With the above and, given the known issues with Li-ion batteries, from their production and imbedded emissions, to safety, life-cycle and recycling, I think the use for Engine Free operation needs to be carefully assessed. The current battery technology does not provide sufficient capacity for any reasonable level of autonomy without significantly impacting the interior space and weight.
In addition, if installing large battery banks for Engine Free running, you may need to upsize the generators as the total amount of energy required is not diminished, it is just generated over a shorter period of time. You may also lose some efficiency gains due to the power required to keep the battery banks at optimum temperature.

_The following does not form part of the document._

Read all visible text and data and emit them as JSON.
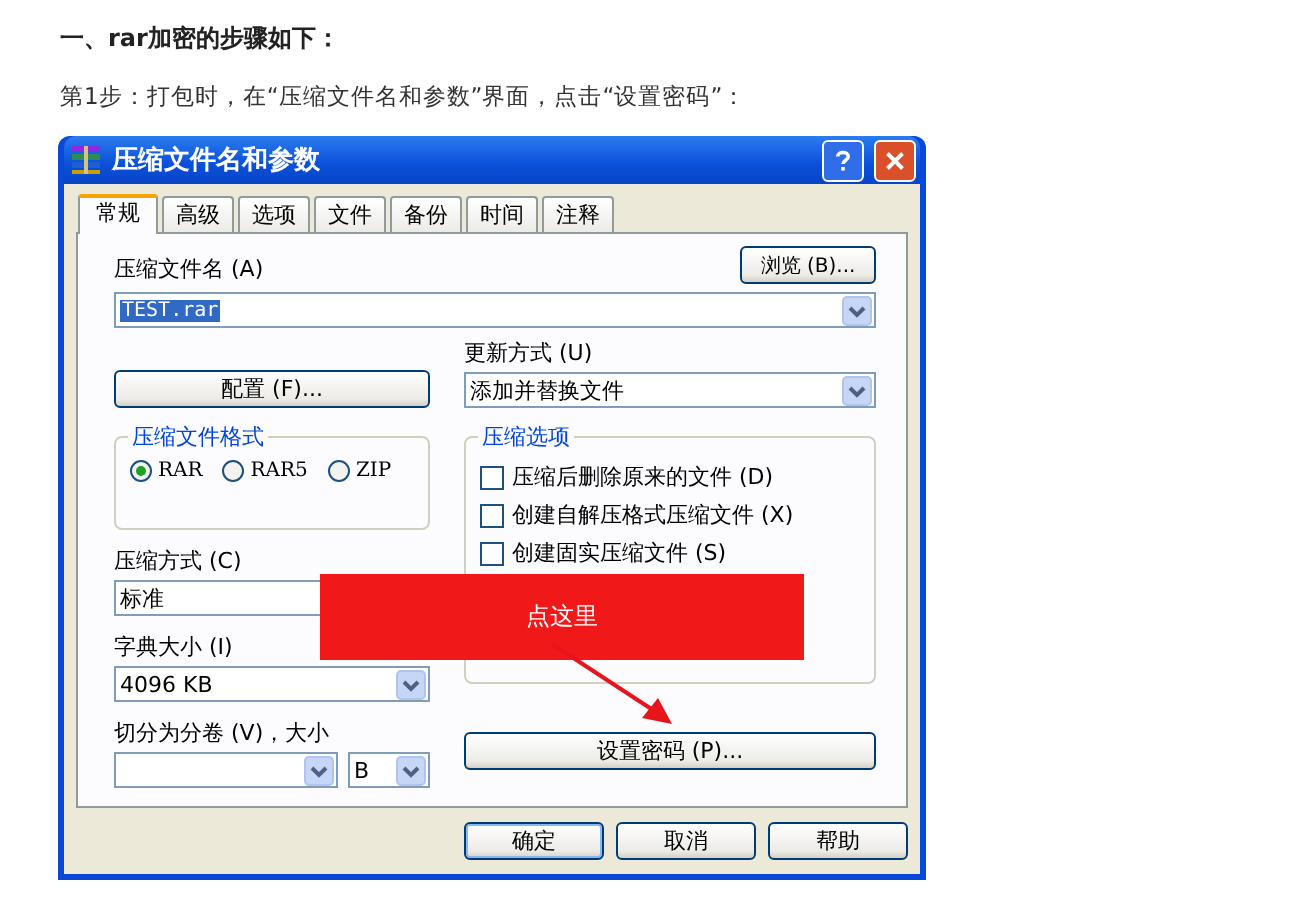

A Hybrid Solution
The following example provides flexible modes of operation.
A. Stationary – Hybrid GEN/BAT for electrical loads
B. Low Speed – Propulsion and electrical loads from Hybrid GEN/BAT
C. Cruise – Mechanical propulsion, Hybrid GEN/BAT electrical loads
D. Performance (Boost) – Combined mechanical and electrical propulsion/loads from Hybrid GEN/BAT
The main purpose of these modes provides operational flexibility to ensure the optimal engine load, performance and efficiency.
Fuel Saving and CO2 Reductions
Whilst we now know fuel can be saved by running diesel engines at optimal loads, the more difficult question to answer is; by how much?
One DNV study ‘Electrical Energy Storage For Ships, published in 2020’ suggested that the ‘fuel saving potential’ for yachts was around 5 – 10%. Engine manufacturers and yacht builders tend to be a little more “optimistic” with the potential savings and benefits often using emotive words to describe their benefits.
Where you measure the ‘delta’ from matters, as using the extremes will result in significant differences in SOFC, but may not reflect the real-World use – the time the engines spend at least efficient load may have very limited effect on overall consumption.
It is important not to focus on the headline figure, but to evaluate the potential savings across a range of speed and load scenarios that are expected with the yachts use. The engines technical files will help identify the real savings.
Is It Worth It
The evidence confirms that a well-designed ‘Hybrid’ system can have a positive impact today in terms of more efficient yachts and reduced fuel consumption. According to the IMO fuel coefficient, every ton of MGO/MDO emits 3.206 tCO2. So, on that metric alone, the answer would have to be yes.
Unfortunately a ‘Hybrid’ yacht will be more expensive which no doubt affects more widespread use. When viewed purely on a cost/benefit basis, it may be hard to justify the extra cost against the potential fuel savings, and reduced operational costs due lower engine hours and extended maintenance intervals. Depending on use, the break even point may be a many years away and lay outside the envisaged ownership timescale. So as long as it’s an ‘option’ from builders cost will probably trump environment.
In the evaluation process, it worth considering the cost of diesel fuel may increase in the future due to carbon tax, and renewable fuels such as HVO (drop-in diesel) will be significantly more expensive. So, the additional cost today, may be sound investment for the future?
Finally, whatever energy is used in the future, it will likely be less energy dense than diesel fuel, and certainly more expensive. This means power management and efficiency will become even more critical and Hybrid technology will remain a fundamental component, especially in mixed energy solutions.